I had an urge to make something this weekend after the success of Saturday night’s mie goreng (which Rosie and I made all by ourselves, with tasty results). So I decided on lemon curd! I cycled over to Hypermart to buy ingredients… with a twist. I bought some strange butter thingy which wasn’t really butter, and one of my packs of lemons got cancelled because it was missing a barcode! But that was fine, all fine. I cycled home and started on the cooking. Looooads of juicing, and frustration over zesting, but I got there in the end. I had everything perfectly measured out (my butter came to an exact 12 tablespoons) and mixed together as the recipe dictated. However, I didn’t read the instructions properly, so, having heated up the saucepan, I poured the egg and sugar mix in and promptly scrambled the eggs. Undaunted, I scraped the egg mix of the bottom, cooled down the saucepan, and started again. This time, I mixed all the ingredients in the (cold) saucepan before putting it on the heat. The butter melted nicely, and it smelled great, so happy days there, but it wasn’t thickening, so not so happy days. I whisked and whisked and whisked until I thought my arm would fall off (I still have a blister from holding the whisk), and then after 15 minutes of strenuous beating, the curd thickened! Yay!!!! It smelled great, and I strained it into some jam jars. It made just over two jars, and tastes great! I am super happy, and will add it to my repertoire now. As with the baking of the cinnamon buns, it was a super fun experience, with a few hiccups, but a great end product. Yum yum!
P.S. You may have noticed that the floral shirt I am wearing also features in the cinnamon bun post. Perhaps it has become my Official Baking Shirt…
Hello friends! It’s been about a year since the first post of thephilosphicalcyclist was posted (January 5th), so I thought it would be cool to do a “Year In Review” post. I’ve come a long way from first writing my “Greetings from Dhaka” post, and on the way have amassed 29 WordPress and 9 email followers, and readers from 20 different countries. It might not seem like a lot, but for me, it’s an amazing achievement that so many people are able to seeing a different side of the world through my eyes, and that I can be a storyteller for the whole world through my writing.
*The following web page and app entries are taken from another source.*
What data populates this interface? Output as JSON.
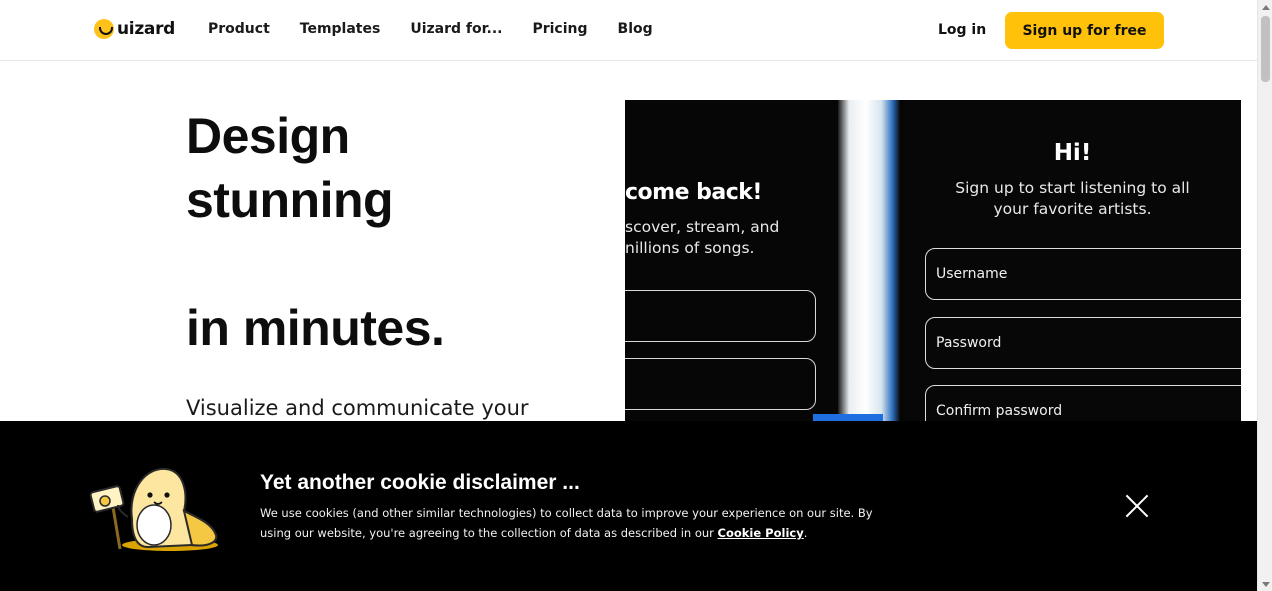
{
  "header": {
    "logo_text": "uizard",
    "nav": [
      "Product",
      "Templates",
      "Uizard for...",
      "Pricing",
      "Blog"
    ],
    "login_label": "Log in",
    "signup_label": "Sign up for free"
  },
  "hero": {
    "title_lines": [
      "Design",
      "stunning",
      "",
      "in minutes."
    ],
    "subtitle": "Visualize and communicate your"
  },
  "showcase": {
    "left_screen": {
      "title": "come back!",
      "subtitle_lines": [
        "scover, stream, and",
        "nillions of songs."
      ]
    },
    "right_screen": {
      "title": "Hi!",
      "subtitle_lines": [
        "Sign up to start listening to all",
        "your favorite artists."
      ],
      "fields": [
        "Username",
        "Password",
        "Confirm password"
      ]
    }
  },
  "cookie": {
    "title": "Yet another cookie disclaimer ...",
    "text": "We use cookies (and other similar technologies) to collect data to improve your experience on our site. By using our website, you're agreeing to the collection of data as described in our ",
    "link_label": "Cookie Policy",
    "text_end": "."
  },
  "colors": {
    "accent": "#ffc10a",
    "banner_bg": "#000000",
    "showcase_bg": "#050505"
  }
}
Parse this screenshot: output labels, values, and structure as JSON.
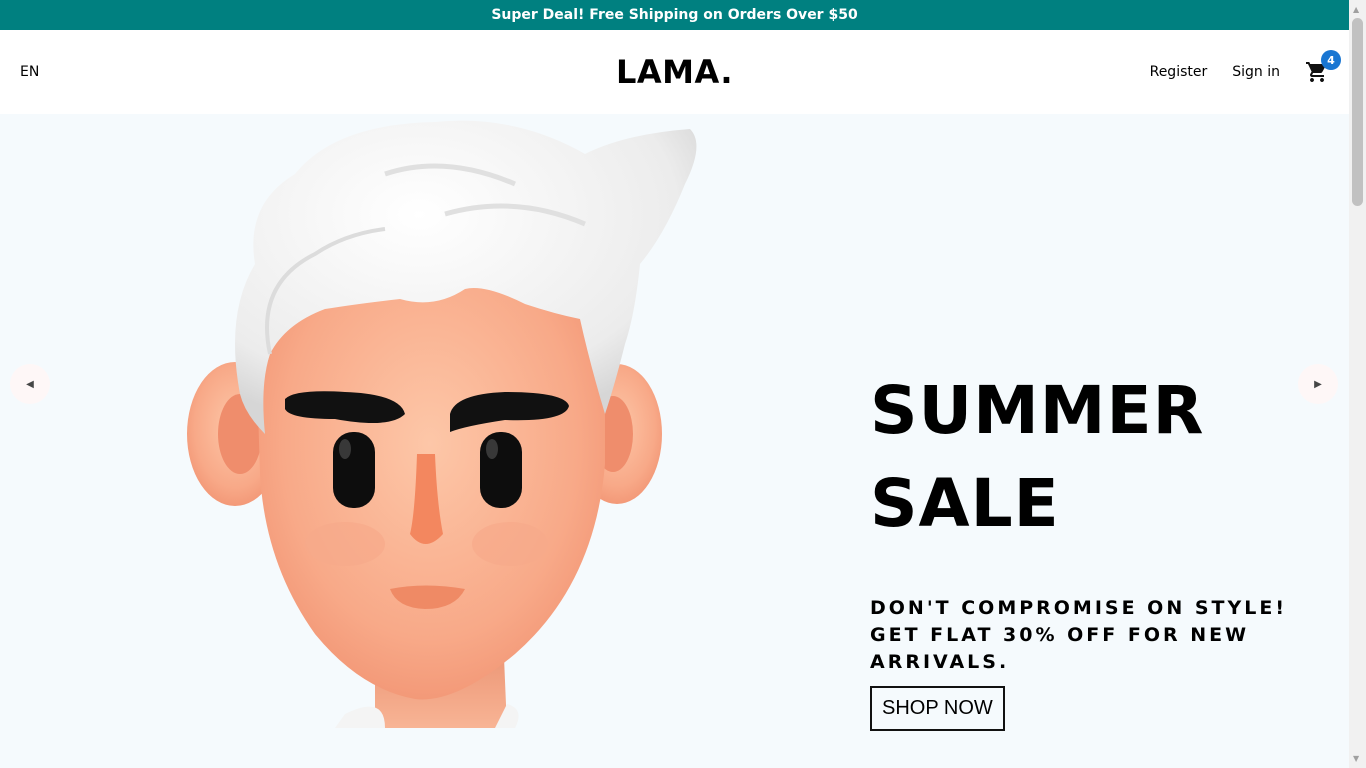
{
  "announcement": {
    "text": "Super Deal! Free Shipping on Orders Over $50",
    "bg_color": "#008080"
  },
  "navbar": {
    "language": "EN",
    "logo": "LAMA.",
    "register_label": "Register",
    "signin_label": "Sign in",
    "cart": {
      "icon": "shopping-cart-icon",
      "badge_count": "4",
      "badge_color": "#1976d2"
    }
  },
  "slider": {
    "bg_color": "#f5fafd",
    "prev_icon": "arrow-left-icon",
    "next_icon": "arrow-right-icon",
    "slide": {
      "image": "3d-character-with-white-hair",
      "title_line1": "SUMMER",
      "title_line2": "SALE",
      "description": "DON'T COMPROMISE ON STYLE! GET FLAT 30% OFF FOR NEW ARRIVALS.",
      "button_label": "SHOP NOW"
    }
  }
}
With the coming of 2017, I wanted to celebrate all that has happened in the year of 2016, so here it all is in One Reviewalicious Post™. Enjoy!
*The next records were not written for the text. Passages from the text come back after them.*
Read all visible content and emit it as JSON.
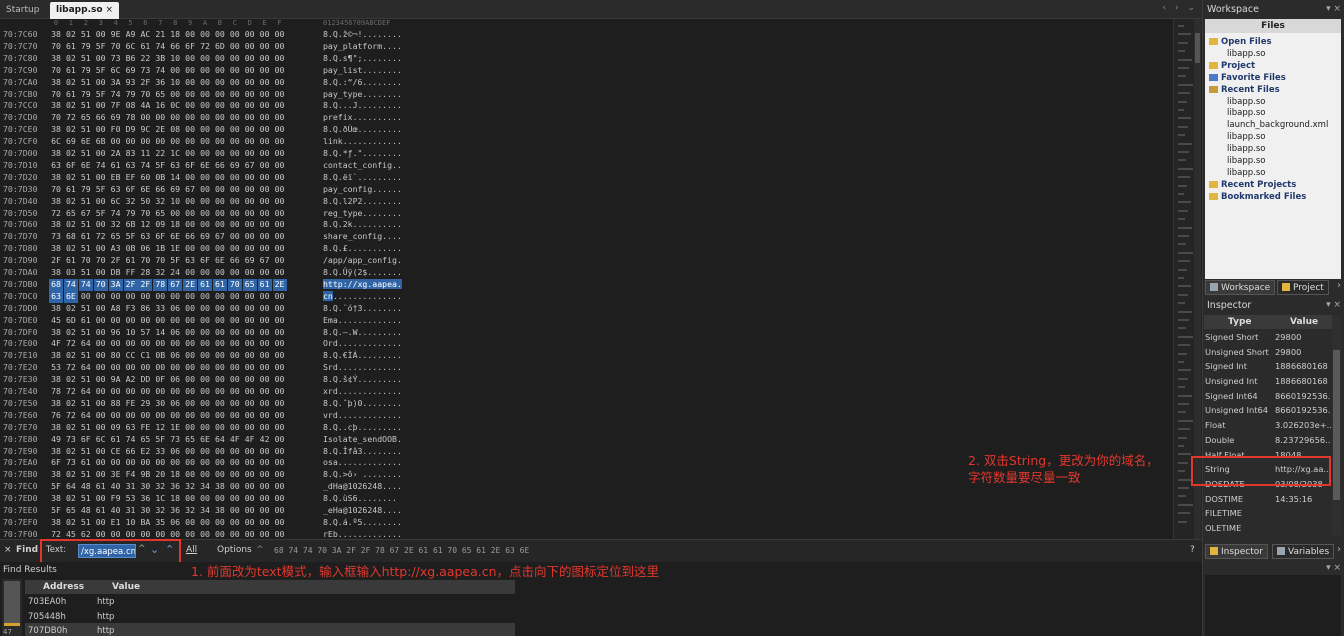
{
  "tabs": [
    {
      "label": "Startup",
      "active": false
    },
    {
      "label": "libapp.so",
      "active": true,
      "close": "×"
    }
  ],
  "tabnav": "‹ › ⌄",
  "hex_header": [
    "0",
    "1",
    "2",
    "3",
    "4",
    "5",
    "6",
    "7",
    "8",
    "9",
    "A",
    "B",
    "C",
    "D",
    "E",
    "F"
  ],
  "ascii_header": "0123456789ABCDEF",
  "rows": [
    {
      "addr": "70:7C60",
      "bytes": [
        "38",
        "02",
        "51",
        "00",
        "9E",
        "A9",
        "AC",
        "21",
        "18",
        "00",
        "00",
        "00",
        "00",
        "00",
        "00",
        "00"
      ],
      "ascii": "8.Q.ž©¬!........"
    },
    {
      "addr": "70:7C70",
      "bytes": [
        "70",
        "61",
        "79",
        "5F",
        "70",
        "6C",
        "61",
        "74",
        "66",
        "6F",
        "72",
        "6D",
        "00",
        "00",
        "00",
        "00"
      ],
      "ascii": "pay_platform...."
    },
    {
      "addr": "70:7C80",
      "bytes": [
        "38",
        "02",
        "51",
        "00",
        "73",
        "B6",
        "22",
        "3B",
        "10",
        "00",
        "00",
        "00",
        "00",
        "00",
        "00",
        "00"
      ],
      "ascii": "8.Q.s¶\";........"
    },
    {
      "addr": "70:7C90",
      "bytes": [
        "70",
        "61",
        "79",
        "5F",
        "6C",
        "69",
        "73",
        "74",
        "00",
        "00",
        "00",
        "00",
        "00",
        "00",
        "00",
        "00"
      ],
      "ascii": "pay_list........"
    },
    {
      "addr": "70:7CA0",
      "bytes": [
        "38",
        "02",
        "51",
        "00",
        "3A",
        "93",
        "2F",
        "36",
        "10",
        "00",
        "00",
        "00",
        "00",
        "00",
        "00",
        "00"
      ],
      "ascii": "8.Q.:“/6........"
    },
    {
      "addr": "70:7CB0",
      "bytes": [
        "70",
        "61",
        "79",
        "5F",
        "74",
        "79",
        "70",
        "65",
        "00",
        "00",
        "00",
        "00",
        "00",
        "00",
        "00",
        "00"
      ],
      "ascii": "pay_type........"
    },
    {
      "addr": "70:7CC0",
      "bytes": [
        "38",
        "02",
        "51",
        "00",
        "7F",
        "08",
        "4A",
        "16",
        "0C",
        "00",
        "00",
        "00",
        "00",
        "00",
        "00",
        "00"
      ],
      "ascii": "8.Q...J........."
    },
    {
      "addr": "70:7CD0",
      "bytes": [
        "70",
        "72",
        "65",
        "66",
        "69",
        "78",
        "00",
        "00",
        "00",
        "00",
        "00",
        "00",
        "00",
        "00",
        "00",
        "00"
      ],
      "ascii": "prefix.........."
    },
    {
      "addr": "70:7CE0",
      "bytes": [
        "38",
        "02",
        "51",
        "00",
        "F0",
        "D9",
        "9C",
        "2E",
        "08",
        "00",
        "00",
        "00",
        "00",
        "00",
        "00",
        "00"
      ],
      "ascii": "8.Q.ðÙœ........."
    },
    {
      "addr": "70:7CF0",
      "bytes": [
        "6C",
        "69",
        "6E",
        "6B",
        "00",
        "00",
        "00",
        "00",
        "00",
        "00",
        "00",
        "00",
        "00",
        "00",
        "00",
        "00"
      ],
      "ascii": "link............"
    },
    {
      "addr": "70:7D00",
      "bytes": [
        "38",
        "02",
        "51",
        "00",
        "2A",
        "83",
        "11",
        "22",
        "1C",
        "00",
        "00",
        "00",
        "00",
        "00",
        "00",
        "00"
      ],
      "ascii": "8.Q.*ƒ.\"........"
    },
    {
      "addr": "70:7D10",
      "bytes": [
        "63",
        "6F",
        "6E",
        "74",
        "61",
        "63",
        "74",
        "5F",
        "63",
        "6F",
        "6E",
        "66",
        "69",
        "67",
        "00",
        "00"
      ],
      "ascii": "contact_config.."
    },
    {
      "addr": "70:7D20",
      "bytes": [
        "38",
        "02",
        "51",
        "00",
        "EB",
        "EF",
        "60",
        "0B",
        "14",
        "00",
        "00",
        "00",
        "00",
        "00",
        "00",
        "00"
      ],
      "ascii": "8.Q.ëï`........."
    },
    {
      "addr": "70:7D30",
      "bytes": [
        "70",
        "61",
        "79",
        "5F",
        "63",
        "6F",
        "6E",
        "66",
        "69",
        "67",
        "00",
        "00",
        "00",
        "00",
        "00",
        "00"
      ],
      "ascii": "pay_config......"
    },
    {
      "addr": "70:7D40",
      "bytes": [
        "38",
        "02",
        "51",
        "00",
        "6C",
        "32",
        "50",
        "32",
        "10",
        "00",
        "00",
        "00",
        "00",
        "00",
        "00",
        "00"
      ],
      "ascii": "8.Q.l2P2........"
    },
    {
      "addr": "70:7D50",
      "bytes": [
        "72",
        "65",
        "67",
        "5F",
        "74",
        "79",
        "70",
        "65",
        "00",
        "00",
        "00",
        "00",
        "00",
        "00",
        "00",
        "00"
      ],
      "ascii": "reg_type........"
    },
    {
      "addr": "70:7D60",
      "bytes": [
        "38",
        "02",
        "51",
        "00",
        "32",
        "6B",
        "12",
        "09",
        "18",
        "00",
        "00",
        "00",
        "00",
        "00",
        "00",
        "00"
      ],
      "ascii": "8.Q.2k.........."
    },
    {
      "addr": "70:7D70",
      "bytes": [
        "73",
        "68",
        "61",
        "72",
        "65",
        "5F",
        "63",
        "6F",
        "6E",
        "66",
        "69",
        "67",
        "00",
        "00",
        "00",
        "00"
      ],
      "ascii": "share_config...."
    },
    {
      "addr": "70:7D80",
      "bytes": [
        "38",
        "02",
        "51",
        "00",
        "A3",
        "0B",
        "06",
        "1B",
        "1E",
        "00",
        "00",
        "00",
        "00",
        "00",
        "00",
        "00"
      ],
      "ascii": "8.Q.£..........."
    },
    {
      "addr": "70:7D90",
      "bytes": [
        "2F",
        "61",
        "70",
        "70",
        "2F",
        "61",
        "70",
        "70",
        "5F",
        "63",
        "6F",
        "6E",
        "66",
        "69",
        "67",
        "00"
      ],
      "ascii": "/app/app_config."
    },
    {
      "addr": "70:7DA0",
      "bytes": [
        "38",
        "03",
        "51",
        "00",
        "DB",
        "FF",
        "28",
        "32",
        "24",
        "00",
        "00",
        "00",
        "00",
        "00",
        "00",
        "00"
      ],
      "ascii": "8.Q.Ûÿ(2$......."
    },
    {
      "addr": "70:7DB0",
      "bytes": [
        "68",
        "74",
        "74",
        "70",
        "3A",
        "2F",
        "2F",
        "78",
        "67",
        "2E",
        "61",
        "61",
        "70",
        "65",
        "61",
        "2E"
      ],
      "ascii": "http://xg.aapea.",
      "sel": 16
    },
    {
      "addr": "70:7DC0",
      "bytes": [
        "63",
        "6E",
        "00",
        "00",
        "00",
        "00",
        "00",
        "00",
        "00",
        "00",
        "00",
        "00",
        "00",
        "00",
        "00",
        "00"
      ],
      "ascii": "cn..............",
      "sel": 2
    },
    {
      "addr": "70:7DD0",
      "bytes": [
        "38",
        "02",
        "51",
        "00",
        "A8",
        "F3",
        "86",
        "33",
        "06",
        "00",
        "00",
        "00",
        "00",
        "00",
        "00",
        "00"
      ],
      "ascii": "8.Q.¨ó†3........"
    },
    {
      "addr": "70:7DE0",
      "bytes": [
        "45",
        "6D",
        "61",
        "00",
        "00",
        "00",
        "00",
        "00",
        "00",
        "00",
        "00",
        "00",
        "00",
        "00",
        "00",
        "00"
      ],
      "ascii": "Ema............."
    },
    {
      "addr": "70:7DF0",
      "bytes": [
        "38",
        "02",
        "51",
        "00",
        "96",
        "10",
        "57",
        "14",
        "06",
        "00",
        "00",
        "00",
        "00",
        "00",
        "00",
        "00"
      ],
      "ascii": "8.Q.–.W........."
    },
    {
      "addr": "70:7E00",
      "bytes": [
        "4F",
        "72",
        "64",
        "00",
        "00",
        "00",
        "00",
        "00",
        "00",
        "00",
        "00",
        "00",
        "00",
        "00",
        "00",
        "00"
      ],
      "ascii": "Ord............."
    },
    {
      "addr": "70:7E10",
      "bytes": [
        "38",
        "02",
        "51",
        "00",
        "80",
        "CC",
        "C1",
        "0B",
        "06",
        "00",
        "00",
        "00",
        "00",
        "00",
        "00",
        "00"
      ],
      "ascii": "8.Q.€ÌÁ........."
    },
    {
      "addr": "70:7E20",
      "bytes": [
        "53",
        "72",
        "64",
        "00",
        "00",
        "00",
        "00",
        "00",
        "00",
        "00",
        "00",
        "00",
        "00",
        "00",
        "00",
        "00"
      ],
      "ascii": "Srd............."
    },
    {
      "addr": "70:7E30",
      "bytes": [
        "38",
        "02",
        "51",
        "00",
        "9A",
        "A2",
        "DD",
        "0F",
        "06",
        "00",
        "00",
        "00",
        "00",
        "00",
        "00",
        "00"
      ],
      "ascii": "8.Q.š¢Ý........."
    },
    {
      "addr": "70:7E40",
      "bytes": [
        "78",
        "72",
        "64",
        "00",
        "00",
        "00",
        "00",
        "00",
        "00",
        "00",
        "00",
        "00",
        "00",
        "00",
        "00",
        "00"
      ],
      "ascii": "xrd............."
    },
    {
      "addr": "70:7E50",
      "bytes": [
        "38",
        "02",
        "51",
        "00",
        "88",
        "FE",
        "29",
        "30",
        "06",
        "00",
        "00",
        "00",
        "00",
        "00",
        "00",
        "00"
      ],
      "ascii": "8.Q.ˆþ)0........"
    },
    {
      "addr": "70:7E60",
      "bytes": [
        "76",
        "72",
        "64",
        "00",
        "00",
        "00",
        "00",
        "00",
        "00",
        "00",
        "00",
        "00",
        "00",
        "00",
        "00",
        "00"
      ],
      "ascii": "vrd............."
    },
    {
      "addr": "70:7E70",
      "bytes": [
        "38",
        "02",
        "51",
        "00",
        "09",
        "63",
        "FE",
        "12",
        "1E",
        "00",
        "00",
        "00",
        "00",
        "00",
        "00",
        "00"
      ],
      "ascii": "8.Q..cþ........."
    },
    {
      "addr": "70:7E80",
      "bytes": [
        "49",
        "73",
        "6F",
        "6C",
        "61",
        "74",
        "65",
        "5F",
        "73",
        "65",
        "6E",
        "64",
        "4F",
        "4F",
        "42",
        "00"
      ],
      "ascii": "Isolate_sendOOB."
    },
    {
      "addr": "70:7E90",
      "bytes": [
        "38",
        "02",
        "51",
        "00",
        "CE",
        "66",
        "E2",
        "33",
        "06",
        "00",
        "00",
        "00",
        "00",
        "00",
        "00",
        "00"
      ],
      "ascii": "8.Q.Îfâ3........"
    },
    {
      "addr": "70:7EA0",
      "bytes": [
        "6F",
        "73",
        "61",
        "00",
        "00",
        "00",
        "00",
        "00",
        "00",
        "00",
        "00",
        "00",
        "00",
        "00",
        "00",
        "00"
      ],
      "ascii": "osa............."
    },
    {
      "addr": "70:7EB0",
      "bytes": [
        "38",
        "02",
        "51",
        "00",
        "3E",
        "F4",
        "9B",
        "20",
        "18",
        "00",
        "00",
        "00",
        "00",
        "00",
        "00",
        "00"
      ],
      "ascii": "8.Q.>ô› ........"
    },
    {
      "addr": "70:7EC0",
      "bytes": [
        "5F",
        "64",
        "48",
        "61",
        "40",
        "31",
        "30",
        "32",
        "36",
        "32",
        "34",
        "38",
        "00",
        "00",
        "00",
        "00"
      ],
      "ascii": "_dHa@1026248...."
    },
    {
      "addr": "70:7ED0",
      "bytes": [
        "38",
        "02",
        "51",
        "00",
        "F9",
        "53",
        "36",
        "1C",
        "18",
        "00",
        "00",
        "00",
        "00",
        "00",
        "00",
        "00"
      ],
      "ascii": "8.Q.ùS6........"
    },
    {
      "addr": "70:7EE0",
      "bytes": [
        "5F",
        "65",
        "48",
        "61",
        "40",
        "31",
        "30",
        "32",
        "36",
        "32",
        "34",
        "38",
        "00",
        "00",
        "00",
        "00"
      ],
      "ascii": "_eHa@1026248...."
    },
    {
      "addr": "70:7EF0",
      "bytes": [
        "38",
        "02",
        "51",
        "00",
        "E1",
        "10",
        "BA",
        "35",
        "06",
        "00",
        "00",
        "00",
        "00",
        "00",
        "00",
        "00"
      ],
      "ascii": "8.Q.á.º5........"
    },
    {
      "addr": "70:7F00",
      "bytes": [
        "72",
        "45",
        "62",
        "00",
        "00",
        "00",
        "00",
        "00",
        "00",
        "00",
        "00",
        "00",
        "00",
        "00",
        "00",
        "00"
      ],
      "ascii": "rEb............."
    }
  ],
  "annotation2": "2. 双击String，更改为你的域名，字符数量要尽量一致",
  "annotation1": "1. 前面改为text模式，输入框输入http://xg.aapea.cn，点击向下的图标定位到这里",
  "findbar": {
    "close": "×",
    "label": "Find",
    "mode_label": "Text:",
    "input_value": "/xg.aapea.cn",
    "all_label": "All",
    "options_label": "Options",
    "hex_pattern": "68 74 74 70 3A 2F 2F 78 67 2E 61 61 70 65 61 2E 63 6E",
    "help": "?"
  },
  "results": {
    "title": "Find Results",
    "columns": [
      "Address",
      "Value"
    ],
    "rows": [
      {
        "address": "703EA0h",
        "value": "http"
      },
      {
        "address": "705448h",
        "value": "http"
      },
      {
        "address": "707DB0h",
        "value": "http"
      }
    ],
    "gutter_num": "47"
  },
  "workspace": {
    "title": "Workspace",
    "ctl": "▾ ×",
    "files_title": "Files",
    "tree": [
      {
        "label": "Open Files",
        "bold": true,
        "icon": "folder"
      },
      {
        "label": "libapp.so",
        "bold": false
      },
      {
        "label": "Project",
        "bold": true,
        "icon": "folder"
      },
      {
        "label": "Favorite Files",
        "bold": true,
        "icon": "star"
      },
      {
        "label": "Recent Files",
        "bold": true,
        "icon": "recent"
      },
      {
        "label": "libapp.so",
        "bold": false
      },
      {
        "label": "libapp.so",
        "bold": false
      },
      {
        "label": "launch_background.xml",
        "bold": false
      },
      {
        "label": "libapp.so",
        "bold": false
      },
      {
        "label": "libapp.so",
        "bold": false
      },
      {
        "label": "libapp.so",
        "bold": false
      },
      {
        "label": "libapp.so",
        "bold": false
      },
      {
        "label": "Recent Projects",
        "bold": true,
        "icon": "folder"
      },
      {
        "label": "Bookmarked Files",
        "bold": true,
        "icon": "folder"
      }
    ],
    "tabs": [
      "Workspace",
      "Project"
    ],
    "tabs_more": "›"
  },
  "inspector": {
    "title": "Inspector",
    "ctl": "▾ ×",
    "columns": [
      "Type",
      "Value"
    ],
    "rows": [
      {
        "type": "Signed Short",
        "value": "29800"
      },
      {
        "type": "Unsigned Short",
        "value": "29800"
      },
      {
        "type": "Signed Int",
        "value": "1886680168"
      },
      {
        "type": "Unsigned Int",
        "value": "1886680168"
      },
      {
        "type": "Signed Int64",
        "value": "8660192536..."
      },
      {
        "type": "Unsigned Int64",
        "value": "8660192536..."
      },
      {
        "type": "Float",
        "value": "3.026203e+..."
      },
      {
        "type": "Double",
        "value": "8.23729656..."
      },
      {
        "type": "Half Float",
        "value": "18048"
      },
      {
        "type": "String",
        "value": "http://xg.aa..."
      },
      {
        "type": "DOSDATE",
        "value": "03/08/2038"
      },
      {
        "type": "DOSTIME",
        "value": "14:35:16"
      },
      {
        "type": "FILETIME",
        "value": ""
      },
      {
        "type": "OLETIME",
        "value": ""
      }
    ],
    "tabs": [
      "Inspector",
      "Variables"
    ],
    "tabs_more": "›"
  },
  "colors": {
    "selection": "#2f65a7",
    "annotation": "#e3372d",
    "background": "#1e1e1e",
    "panel": "#2b2b2b"
  }
}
It was UN Day at my school last week, which means dressing up, eating great food and doing awesome workshops. No, I didn’t wear the floral shirt, but it did make an appearance at the Kemang V Residence Street Party last Saturday. However, I did wear my wedding/fancy dance clothes (see “A Timeline of Dhaka Memories in Photographs)with the addition of my plaid bunnet, and I looked as dapper as always. The day started off with SLA, which is basically a period where you do homework. We had a mini-banquet of international food. There were brownies (America), pepernoten (mini cinnamon biscuits, the Netherlands), lemper (chicken wrapped in sweet sticky rice, Indonesia) and butter tart squares (Canada). My teacher, Mr Hara, brought in natto, fermented soybeans mixed with Japanese mustard and fried onions. I was the only one who tried it. At first it tasted like weird cheese, which was okay, but then I tried to swallow. When my throat blocked up I knew I needed to get it out of my system. I had to make a mad dash for the bathroom to spit it out. Yikes. I cleansed my mouth with brownies while watching other members of my class give presentations about their home countries.
Yesterday was Thanksgiving in the US, and an acquaintance of Papa’s invited us to a Thanksgiving supper. I wore my floral shirt (see cinnamon buns post), because opportunities like this don’t come around very often. We wandered over at 4:15pm (first thing after school) to the Feldis household, a 5 minute walk away.
When we lived in Dhaka, we had a lot of staple foods that we would make as much as possible, but none were so popular as the cinnamon buns. They had their ups (when they were loved by all that ate them) and downs (when we used fiery cooking cinnamon instead of the baking stuff!). But they remained a baking mainstay for our family. Now, since we are fully settled in our new Jakarta home, we decided to make them for the first time in Indonesia. Our revised recipe is below.
In the last post I made, I promised a bhajji vs. samosa contest straight from foodie heaven. I will first outline what both of these food items are, and will then share my thoughts and the votes and comments of various family members. Then, reader, it’s down to you to vote on your favourite. And if you ever find yourself in Dhaka, do stop by a roadside stall and sample these for yourself!
So, today I made and ate fuchka for the first time!!!! For those of you who missed Bangladeshi Street Food 101, a fuchka is a little crispy shell filled with a chickpea paste and chopped vegetables and topped with a sweet sauce.
The fuchka arrived at our house by means of my father, who had ate them with workmates earlier in the afternoon. They were not assembled, but came in a kit consisting of a bag of around 10 fuchka, a tub of chickpea filling and a small bag of sauce. Assembly goes as follows.